# Exercise:
Each entry below needs to be reproduced exactly as given.

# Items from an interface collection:
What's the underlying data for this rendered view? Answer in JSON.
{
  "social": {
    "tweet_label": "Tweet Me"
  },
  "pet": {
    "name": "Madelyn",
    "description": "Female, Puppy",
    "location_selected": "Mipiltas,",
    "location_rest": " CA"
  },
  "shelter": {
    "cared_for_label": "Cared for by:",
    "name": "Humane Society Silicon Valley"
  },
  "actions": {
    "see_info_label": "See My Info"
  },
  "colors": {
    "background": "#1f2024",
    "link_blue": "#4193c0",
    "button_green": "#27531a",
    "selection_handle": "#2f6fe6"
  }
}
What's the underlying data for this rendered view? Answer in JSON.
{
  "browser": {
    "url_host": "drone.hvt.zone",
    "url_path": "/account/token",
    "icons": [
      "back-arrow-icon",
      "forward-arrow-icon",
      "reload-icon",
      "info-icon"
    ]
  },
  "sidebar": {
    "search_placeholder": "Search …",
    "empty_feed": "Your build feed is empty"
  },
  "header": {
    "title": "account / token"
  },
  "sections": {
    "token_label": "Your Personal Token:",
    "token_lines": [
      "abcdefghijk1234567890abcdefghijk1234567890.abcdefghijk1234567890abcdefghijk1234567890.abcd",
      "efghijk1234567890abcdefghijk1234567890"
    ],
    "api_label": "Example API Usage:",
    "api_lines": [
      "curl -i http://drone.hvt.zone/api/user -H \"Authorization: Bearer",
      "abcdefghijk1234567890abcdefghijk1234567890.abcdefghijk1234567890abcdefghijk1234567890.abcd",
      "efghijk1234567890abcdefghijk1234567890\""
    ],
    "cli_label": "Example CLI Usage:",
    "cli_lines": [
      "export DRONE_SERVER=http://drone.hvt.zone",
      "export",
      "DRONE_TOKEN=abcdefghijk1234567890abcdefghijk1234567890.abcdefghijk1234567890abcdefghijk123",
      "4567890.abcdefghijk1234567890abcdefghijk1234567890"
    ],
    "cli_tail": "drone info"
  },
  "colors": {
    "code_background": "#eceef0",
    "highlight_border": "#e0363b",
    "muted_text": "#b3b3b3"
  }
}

# Output:
What's the underlying data for this rendered view? Answer in JSON.
{
  "social": {
    "tweet_label": "Tweet Me"
  },
  "pet": {
    "name": "Madelyn",
    "description": "Female, Puppy",
    "location_selected": "Mipiltas,",
    "location_rest": " CA"
  },
  "shelter": {
    "cared_for_label": "Cared for by:",
    "name": "Humane Society Silicon Valley"
  },
  "actions": {
    "see_info_label": "See My Info"
  },
  "colors": {
    "background": "#1f2024",
    "link_blue": "#4193c0",
    "button_green": "#27531a",
    "selection_handle": "#2f6fe6"
  }
}
What's the underlying data for this rendered view? Answer in JSON.
{
  "browser": {
    "url_host": "drone.hvt.zone",
    "url_path": "/account/token",
    "icons": [
      "back-arrow-icon",
      "forward-arrow-icon",
      "reload-icon",
      "info-icon"
    ]
  },
  "sidebar": {
    "search_placeholder": "Search …",
    "empty_feed": "Your build feed is empty"
  },
  "header": {
    "title": "account / token"
  },
  "sections": {
    "token_label": "Your Personal Token:",
    "token_lines": [
      "abcdefghijk1234567890abcdefghijk1234567890.abcdefghijk1234567890abcdefghijk1234567890.abcd",
      "efghijk1234567890abcdefghijk1234567890"
    ],
    "api_label": "Example API Usage:",
    "api_lines": [
      "curl -i http://drone.hvt.zone/api/user -H \"Authorization: Bearer",
      "abcdefghijk1234567890abcdefghijk1234567890.abcdefghijk1234567890abcdefghijk1234567890.abcd",
      "efghijk1234567890abcdefghijk1234567890\""
    ],
    "cli_label": "Example CLI Usage:",
    "cli_lines": [
      "export DRONE_SERVER=http://drone.hvt.zone",
      "export",
      "DRONE_TOKEN=abcdefghijk1234567890abcdefghijk1234567890.abcdefghijk1234567890abcdefghijk123",
      "4567890.abcdefghijk1234567890abcdefghijk1234567890"
    ],
    "cli_tail": "drone info"
  },
  "colors": {
    "code_background": "#eceef0",
    "highlight_border": "#e0363b",
    "muted_text": "#b3b3b3"
  }
}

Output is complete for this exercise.